Stories of kids getting injuries such as concussions, broken bones, or worse fill social media and papers. Or Another reason, kids might break an important bone and it could be serious and life threatening. For example, if someone broke their neck, it could interfere with their breathing. “Recently, one of her players, a 7-year-old boy, hit the boards during an indoor game and was holding his head. His father, a former soccer player himself, went over to the boy but rather than asking him how he was feeling, scolded him for playing poorly. A week later, his mother called him over after a play and she, too, sharply criticized him. “He was sobbing,” Enmark says.” (Stenson, Jacqueline. "Pushing Too Hard Too Young." nbcnews.com NBCUniversal News Group, 29 Apr. 2004. Web. 16 Mar.
Sullivan, Murray, and Ake (2016) identified that in the child welfare system, the provision of trauma-informed care is particularly critical due to the fact that when compared to other child-servicing systems, it has been determined that within this system, the likelihood of exposure to traumatic events is higher. Their study is focused on the description and evaluation of the first nationally available trauma-informed training resource developed for
Fetal Alcohol Syndrome is the medical moniker for deformities and deficiencies that can arise in babies as the result of the mother's consumption of alcohol while pregnant. Any amount of alcohol consumption during pregnancy can contribute to the development of Fetal Alcohol Syndrome, and mothers are accordingly warned not to drink during pregnancy. The disorder can result in a number of medical issues including problems with sensory perception and cognitive ability that is permanently impaired.

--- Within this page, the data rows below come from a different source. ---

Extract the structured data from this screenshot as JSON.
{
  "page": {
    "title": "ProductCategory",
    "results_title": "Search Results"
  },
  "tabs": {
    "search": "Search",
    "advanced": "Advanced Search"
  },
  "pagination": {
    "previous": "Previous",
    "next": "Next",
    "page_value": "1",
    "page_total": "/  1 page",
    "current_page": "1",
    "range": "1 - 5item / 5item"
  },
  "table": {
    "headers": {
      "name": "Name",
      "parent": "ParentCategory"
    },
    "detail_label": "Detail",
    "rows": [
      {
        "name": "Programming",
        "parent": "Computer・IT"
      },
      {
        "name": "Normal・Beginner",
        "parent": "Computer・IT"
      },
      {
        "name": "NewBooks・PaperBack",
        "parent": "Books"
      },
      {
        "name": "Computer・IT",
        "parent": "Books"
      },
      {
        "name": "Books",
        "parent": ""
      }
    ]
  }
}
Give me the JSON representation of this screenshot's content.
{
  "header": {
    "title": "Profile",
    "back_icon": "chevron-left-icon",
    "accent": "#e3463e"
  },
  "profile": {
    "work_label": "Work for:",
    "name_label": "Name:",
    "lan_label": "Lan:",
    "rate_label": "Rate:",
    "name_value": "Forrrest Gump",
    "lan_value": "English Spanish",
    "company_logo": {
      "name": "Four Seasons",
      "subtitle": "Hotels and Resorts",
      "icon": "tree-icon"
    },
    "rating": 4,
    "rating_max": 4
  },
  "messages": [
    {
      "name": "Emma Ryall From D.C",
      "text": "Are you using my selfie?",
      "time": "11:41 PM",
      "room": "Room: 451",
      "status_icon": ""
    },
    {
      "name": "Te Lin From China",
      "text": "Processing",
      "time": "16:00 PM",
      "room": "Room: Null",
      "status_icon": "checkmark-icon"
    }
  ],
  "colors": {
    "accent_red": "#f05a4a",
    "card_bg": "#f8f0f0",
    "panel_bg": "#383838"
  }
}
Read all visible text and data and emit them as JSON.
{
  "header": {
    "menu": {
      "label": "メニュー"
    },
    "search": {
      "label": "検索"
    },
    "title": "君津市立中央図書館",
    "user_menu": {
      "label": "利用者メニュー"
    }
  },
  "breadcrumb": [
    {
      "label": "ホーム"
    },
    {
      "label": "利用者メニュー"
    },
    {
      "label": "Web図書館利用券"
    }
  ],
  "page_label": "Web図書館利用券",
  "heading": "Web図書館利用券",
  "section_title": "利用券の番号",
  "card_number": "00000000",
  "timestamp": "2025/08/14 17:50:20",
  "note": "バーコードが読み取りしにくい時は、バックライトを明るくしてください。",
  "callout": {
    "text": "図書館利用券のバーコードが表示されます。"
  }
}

Deveau and Leitch challenge the idea of restraints being positive for a pediatric mental health setting. “Restraining children may lead to physical and mental harm for children subject to such practices” (Deveau, Leitch, 2014, p. 588). Presented earlier was the idea that restraints used on a pediatric patient should ultimately be beneficial to the patient and those within the patient’s environment. Unfortunately, that may not always be the case. Like other nursing interventions, risk factors are also associated with restraints. Deveau and Leitch’s performed a studied and gathered that within the United States of America there were 142 restraint-related deaths within a one-year time span (2014, p. 588). Blood clots, restricted breathing and blunt trauma, abrasions and bruising may also be associated with risk factors that may occur during physical interventions
Traumatic brain injury (TBI), or intracranial injury, is a medical diagnosis which refers to closed or penetrative damage to the brain that is caused by an external source. Every year, TBIs affect approximately 150-250 people in a population of 100,000 (León-Carrión, Domínguez-Morales, Martín, & Murillo-Cabezas, 2005). The leading causes of TBI are traffic accidents, work injuries, sports injuries, and extreme violence (León-Carrión et al., 2005). TBI is most often fatal when the cause is an injury due to the use of firearms, a traffic accident, or a long fall (León-Carrión et al., 2005). However, fatality rates and rates of occurrence differ in various countries due to